Blades open new markets

Companies that don't make blade servers are beginning to develop products to complement them. Oracle Corp., for example, has a database product called 10g that is optimized for grid computing, a form of clustering.

Grids work on problems that are chunkable, or divisible into small tasks that individual processors can perform, said Timothy Hoechst, senior vice president of technology in Oracle's Government, Education and Healthcare Division.

By contrast, "our problem—running a database—is not chunkable," he said. "Modern databases are all about concurrency, not about separation."

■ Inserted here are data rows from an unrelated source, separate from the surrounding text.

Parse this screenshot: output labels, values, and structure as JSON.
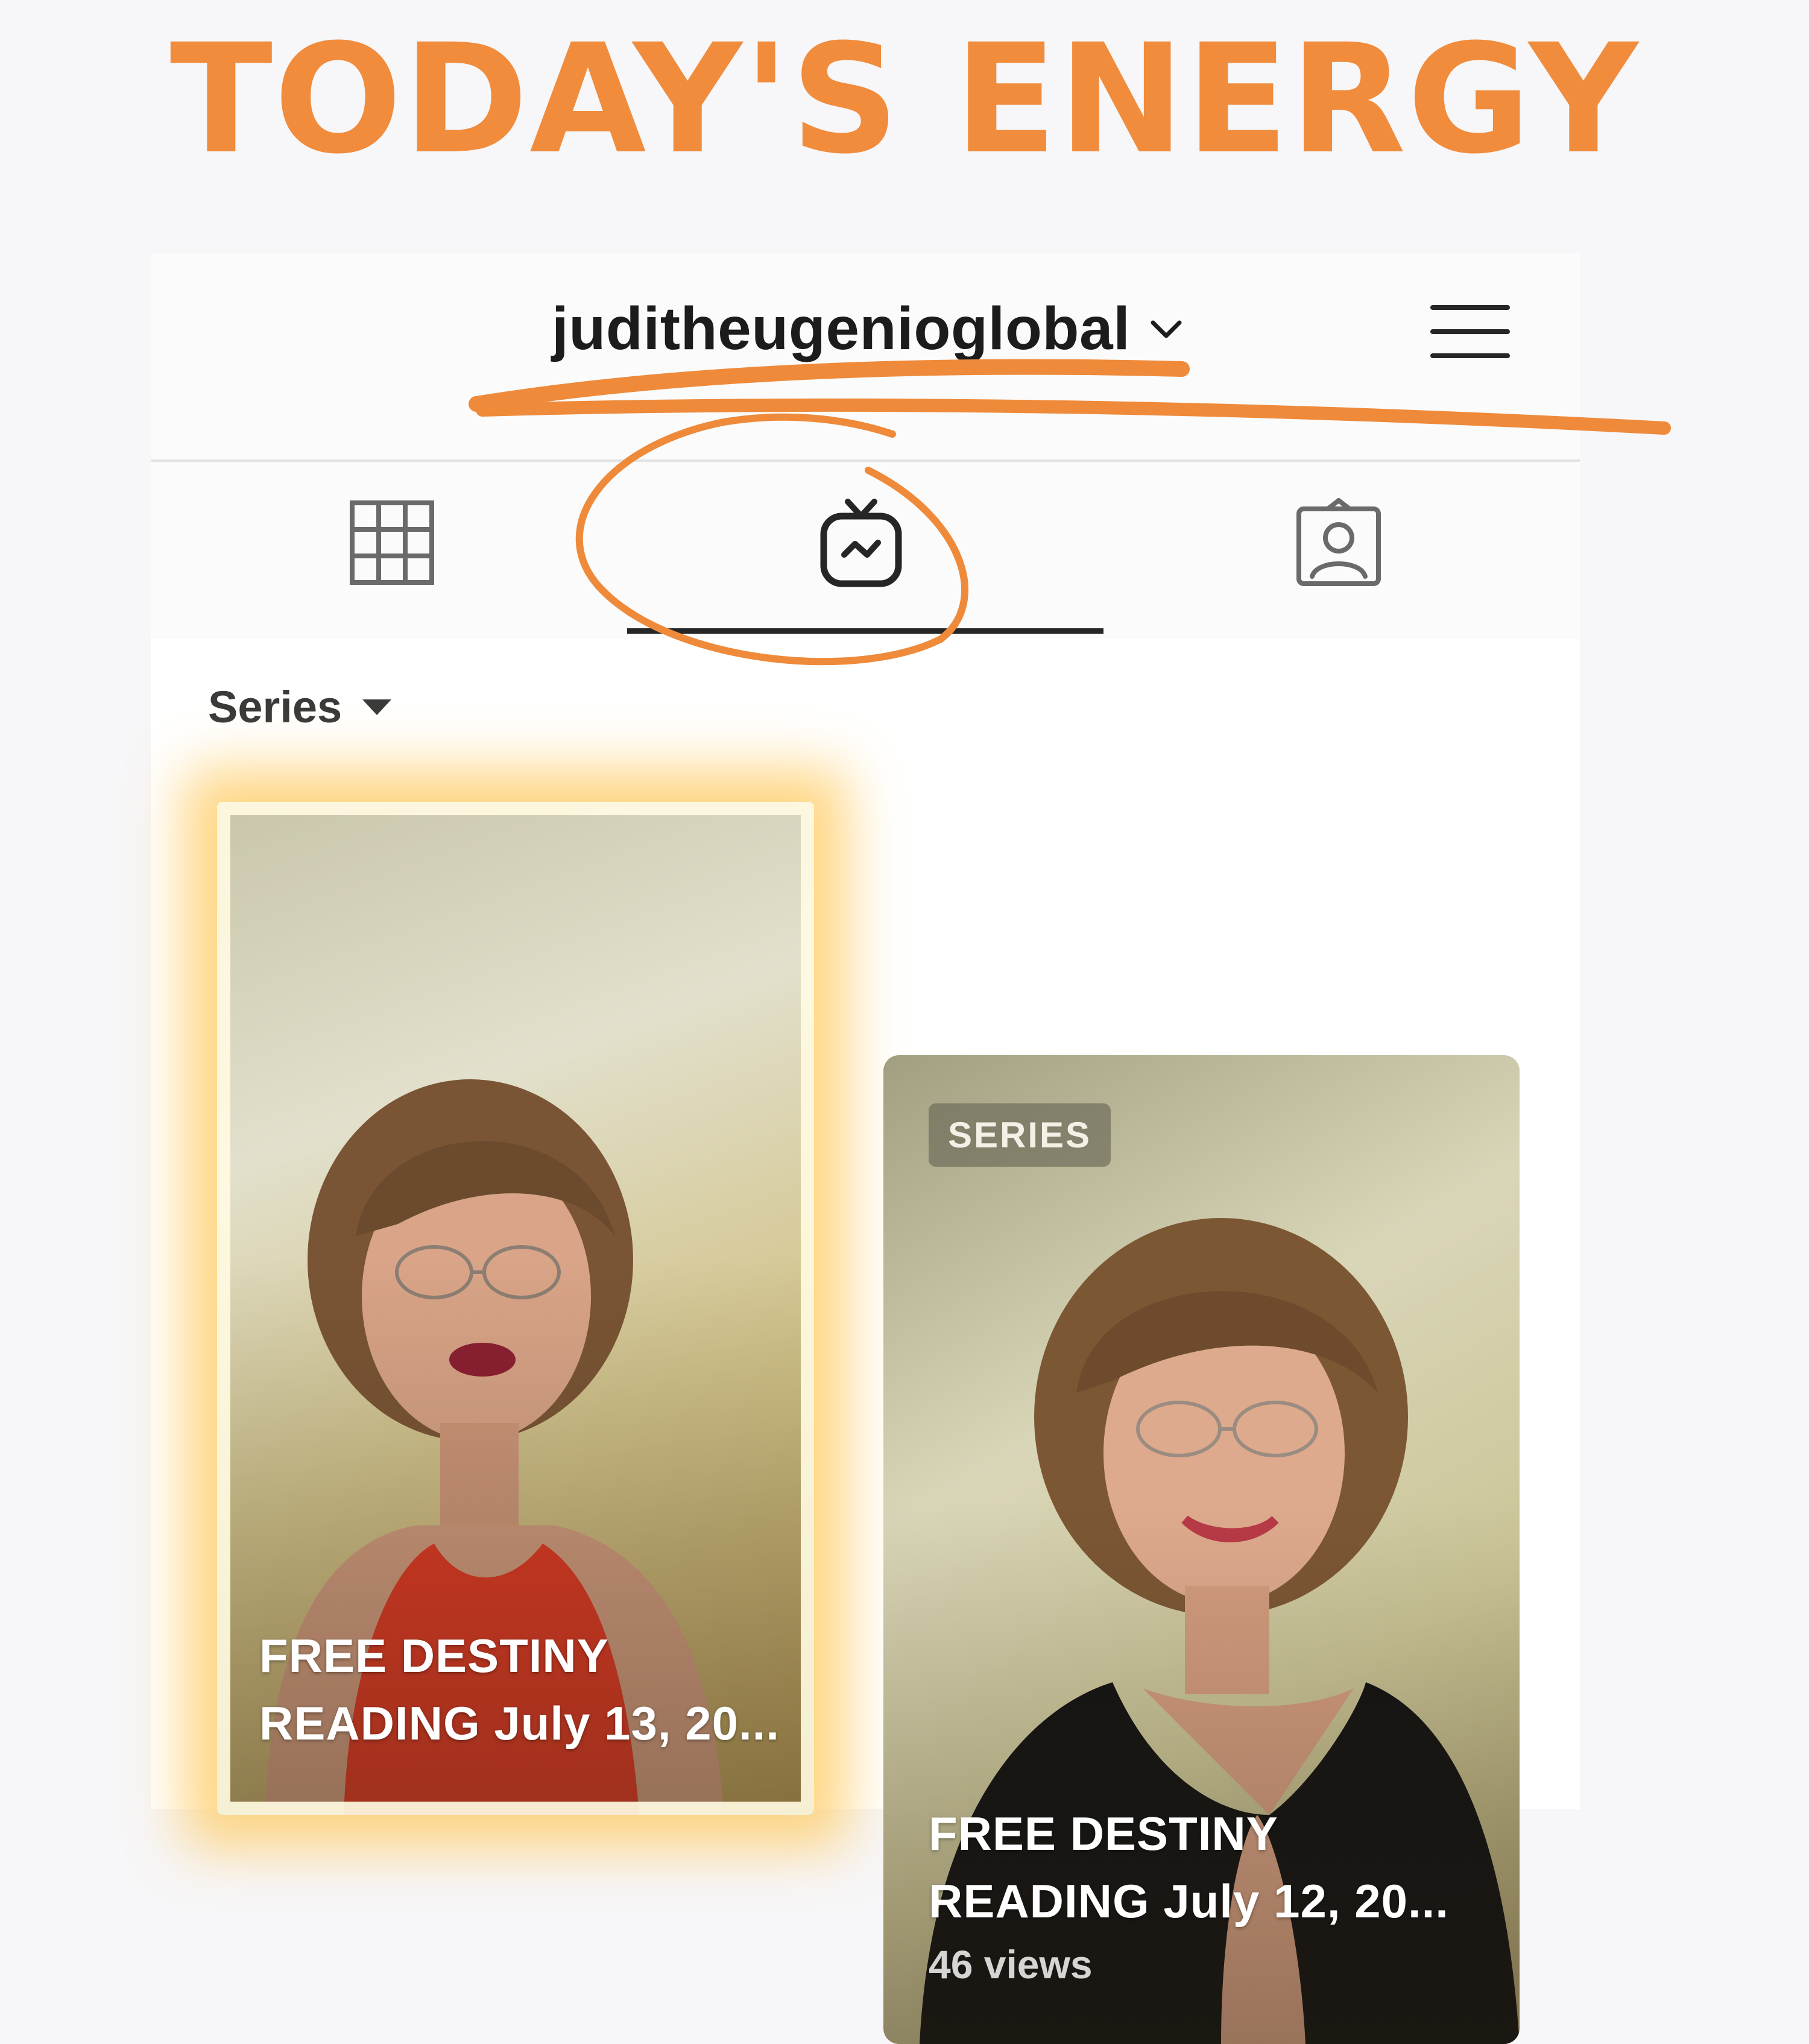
{
  "title": "TODAY'S ENERGY",
  "colors": {
    "title": "#f08c3c",
    "annotation": "#ee8a3a",
    "tab_active": "#262626",
    "highlight_glow": "#ffc85a"
  },
  "profile": {
    "username": "juditheugenioglobal"
  },
  "icons": {
    "username_dropdown": "chevron-down-icon",
    "menu": "hamburger-menu-icon",
    "tab_grid": "grid-icon",
    "tab_igtv": "igtv-icon",
    "tab_tagged": "tagged-person-icon",
    "series_dropdown": "caret-down-icon"
  },
  "tabs": {
    "active": "igtv"
  },
  "filter": {
    "label": "Series"
  },
  "videos": [
    {
      "caption_line1": "FREE DESTINY",
      "caption_line2": "READING July 13, 20...",
      "highlighted": true
    },
    {
      "badge": "SERIES",
      "caption_line1": "FREE DESTINY",
      "caption_line2": "READING July 12, 20...",
      "views": "46 views"
    }
  ]
}
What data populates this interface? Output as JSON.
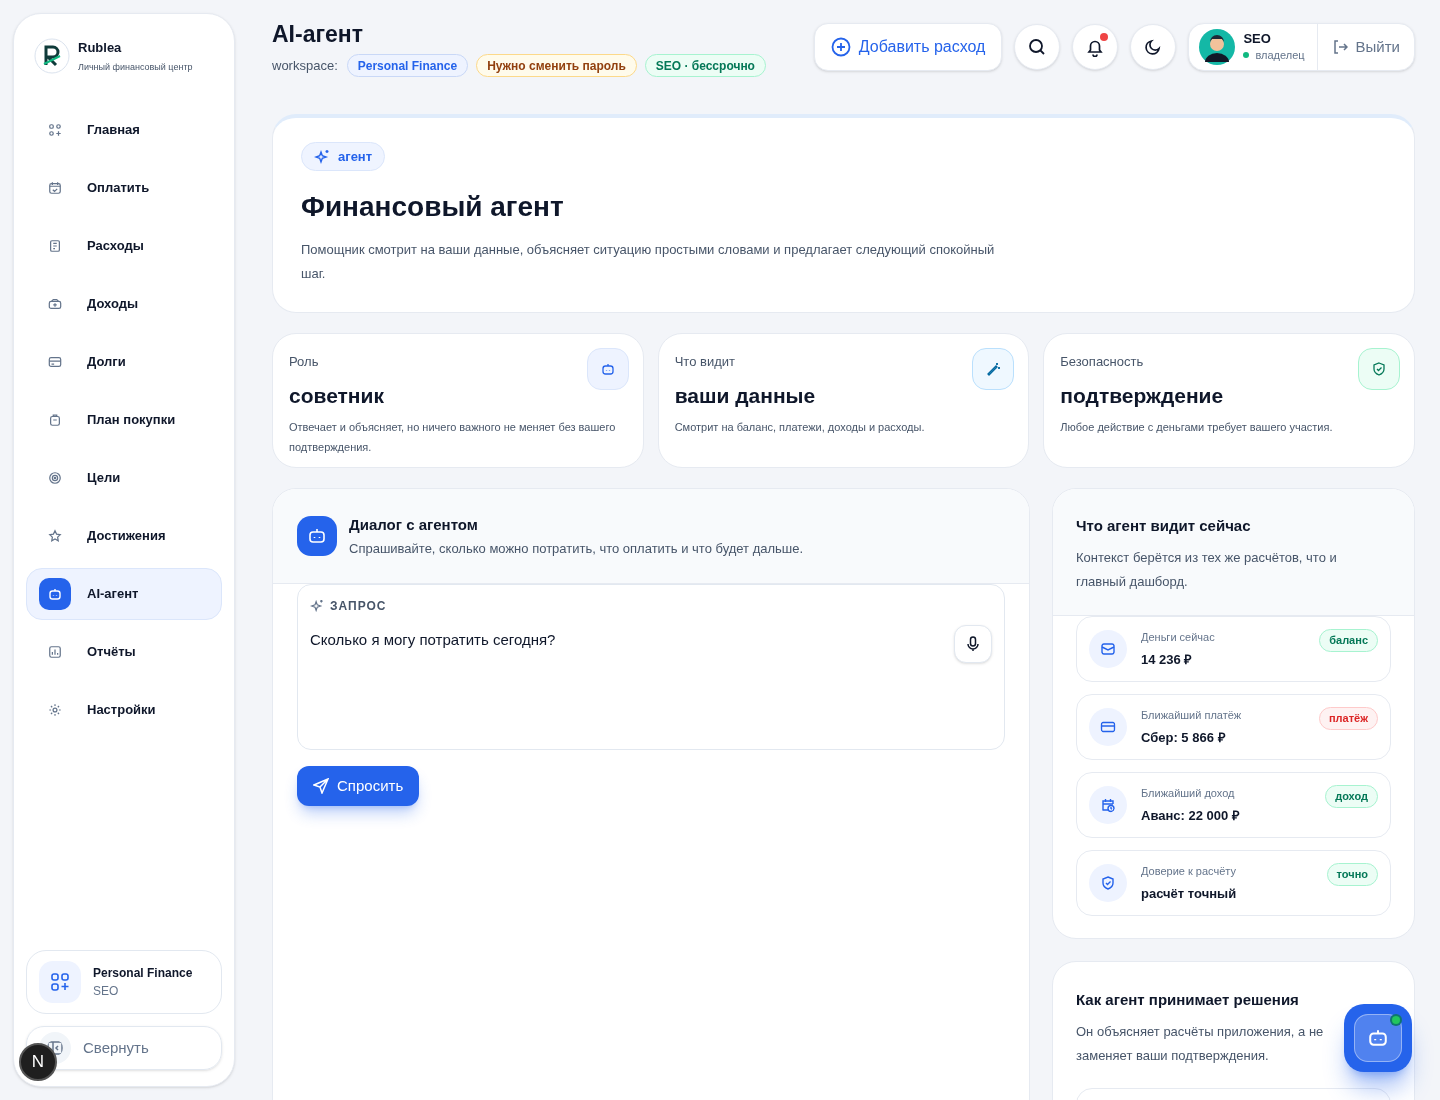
{
  "sidebar": {
    "brand": {
      "name": "Rublea",
      "tagline": "Личный финансовый центр"
    },
    "items": [
      {
        "label": "Главная",
        "selected": false
      },
      {
        "label": "Оплатить",
        "selected": false
      },
      {
        "label": "Расходы",
        "selected": false
      },
      {
        "label": "Доходы",
        "selected": false
      },
      {
        "label": "Долги",
        "selected": false
      },
      {
        "label": "План покупки",
        "selected": false
      },
      {
        "label": "Цели",
        "selected": false
      },
      {
        "label": "Достижения",
        "selected": false
      },
      {
        "label": "AI-агент",
        "selected": true
      },
      {
        "label": "Отчёты",
        "selected": false
      },
      {
        "label": "Настройки",
        "selected": false
      }
    ],
    "workspace": {
      "name": "Personal Finance",
      "role": "SEO"
    },
    "collapse": {
      "label": "Свернуть"
    }
  },
  "overlay_badge": "N",
  "header": {
    "title": "AI-агент",
    "workspace_label": "workspace:",
    "tags": [
      {
        "label": "Personal Finance",
        "kind": "info"
      },
      {
        "label": "Нужно сменить пароль",
        "kind": "warning"
      },
      {
        "label": "SEO · бессрочно",
        "kind": "success"
      }
    ],
    "add_button": "Добавить расход",
    "notifications": {
      "unread": true
    },
    "user": {
      "name": "SEO",
      "role": "владелец",
      "online": true
    },
    "logout": "Выйти"
  },
  "hero": {
    "badge": "агент",
    "title": "Финансовый агент",
    "description": "Помощник смотрит на ваши данные, объясняет ситуацию простыми словами и предлагает следующий спокойный шаг."
  },
  "stats": [
    {
      "label": "Роль",
      "value": "советник",
      "description": "Отвечает и объясняет, но ничего важного не меняет без вашего подтверждения."
    },
    {
      "label": "Что видит",
      "value": "ваши данные",
      "description": "Смотрит на баланс, платежи, доходы и расходы."
    },
    {
      "label": "Безопасность",
      "value": "подтверждение",
      "description": "Любое действие с деньгами требует вашего участия."
    }
  ],
  "chat": {
    "title": "Диалог с агентом",
    "subtitle": "Спрашивайте, сколько можно потратить, что оплатить и что будет дальше.",
    "query_label": "ЗАПРОС",
    "query_value": "Сколько я могу потратить сегодня?",
    "submit": "Спросить"
  },
  "context": {
    "title": "Что агент видит сейчас",
    "subtitle": "Контекст берётся из тех же расчётов, что и главный дашборд.",
    "items": [
      {
        "label": "Деньги сейчас",
        "value": "14 236 ₽",
        "tag": "баланс",
        "kind": "success"
      },
      {
        "label": "Ближайший платёж",
        "value": "Сбер: 5 866 ₽",
        "tag": "платёж",
        "kind": "danger"
      },
      {
        "label": "Ближайший доход",
        "value": "Аванс: 22 000 ₽",
        "tag": "доход",
        "kind": "success"
      },
      {
        "label": "Доверие к расчёту",
        "value": "расчёт точный",
        "tag": "точно",
        "kind": "success"
      }
    ]
  },
  "decisions": {
    "title": "Как агент принимает решения",
    "description": "Он объясняет расчёты приложения, а не заменяет ваши подтверждения."
  }
}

Oracle developers have been dealing with clusters for a while, Hoechst said. "What we've been focusing on recently is taking that next step so [a user has] not two big Unix machines operating as a cluster, but racks of blade servers acting as a grid," he said.

"There is a level of convenience that comes with blade servers," Hoechst added. "Blade servers give us the ability to have in a single rack lots of computers that are working independently but collectively on a problem. They take up less space; they use less power."

The management capabilities that Oracle 10g offers are essential for controlling ever-growing implementations, said Larry Callant, a research associate at the Environmental Protection Agency.

Callant handles digital images and geographic information for the Environmental Protection Agency's Superfund program, and he is leading a project to develop a service that will provide the data quickly to first responders.

Agency officials will be implementing blade servers soon to move the massive task off of desktop workstations' development environment.

"The blade servers are going to give us a faster response and enable us to handle data much better," Callant said. "The con is price, and you have to have a location that's going to set it up. We're going to need a lot of storage."

FCW in Print

In the latest issue: Looking back on three decades of big stories in federal IT.


  • Anne Rung -- Commerce Department Photo

    Exit interview with Anne Rung

    The government's departing top acquisition official said she leaves behind a solid foundation on which to build more effective and efficient federal IT.

  • Charles Phalen

    Administration appoints first head of NBIB

    The National Background Investigations Bureau announced the appointment of its first director as the agency prepares to take over processing government background checks.

  • Sen. James Lankford (R-Okla.)

    Senator: Rigid hiring process pushes millennials from federal work

    Sen. James Lankford (R-Okla.) said agencies are missing out on younger workers because of the government's rigidity, particularly its protracted hiring process.

  • FCW @ 30 GPS

    FCW @ 30

    Since 1987, FCW has covered it all -- the major contracts, the disruptive technologies, the picayune scandals and the many, many people who make federal IT function. Here's a look back at six of the most significant stories.

  • Shutterstock image.

    A 'minibus' appropriations package could be in the cards

    A short-term funding bill is expected by Sept. 30 to keep the federal government operating through early December, but after that the options get more complicated.

  • Defense Secretary Ash Carter speaks at the TechCrunch Disrupt conference in San Francisco

    DOD launches new tech hub in Austin

    The DOD is opening a new Defense Innovation Unit Experimental office in Austin, Texas, while Congress debates legislation that could defund DIUx.

Reader comments

Please post your comments here. Comments are moderated, so they may not appear immediately after submitting. We will not post comments that we consider abusive or off-topic.

Please type the letters/numbers you see above

More from 1105 Public Sector Media Group